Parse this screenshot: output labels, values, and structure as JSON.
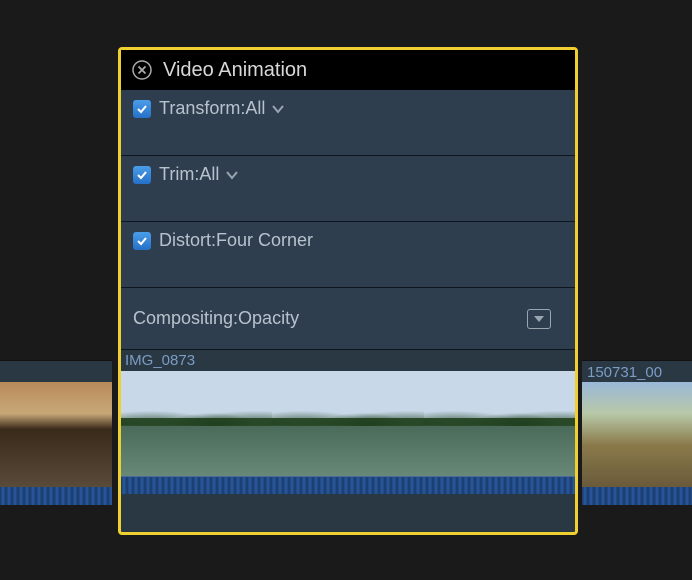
{
  "header": {
    "title": "Video Animation"
  },
  "effects": [
    {
      "label": "Transform:All",
      "checked": true,
      "has_disclosure": true
    },
    {
      "label": "Trim:All",
      "checked": true,
      "has_disclosure": true
    },
    {
      "label": "Distort:Four Corner",
      "checked": true,
      "has_disclosure": false
    }
  ],
  "compositing": {
    "label": "Compositing:Opacity"
  },
  "clip": {
    "name": "IMG_0873"
  },
  "left_clip": {
    "name": ""
  },
  "right_clip": {
    "name": "150731_00"
  }
}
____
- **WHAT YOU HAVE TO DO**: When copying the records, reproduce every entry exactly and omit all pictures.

- **SOLUTION**:
Parse this screenshot: output labels, values, and structure as JSON.
{
  "header": {
    "title": "Video Animation"
  },
  "effects": [
    {
      "label": "Transform:All",
      "checked": true,
      "has_disclosure": true
    },
    {
      "label": "Trim:All",
      "checked": true,
      "has_disclosure": true
    },
    {
      "label": "Distort:Four Corner",
      "checked": true,
      "has_disclosure": false
    }
  ],
  "compositing": {
    "label": "Compositing:Opacity"
  },
  "clip": {
    "name": "IMG_0873"
  },
  "left_clip": {
    "name": ""
  },
  "right_clip": {
    "name": "150731_00"
  }
}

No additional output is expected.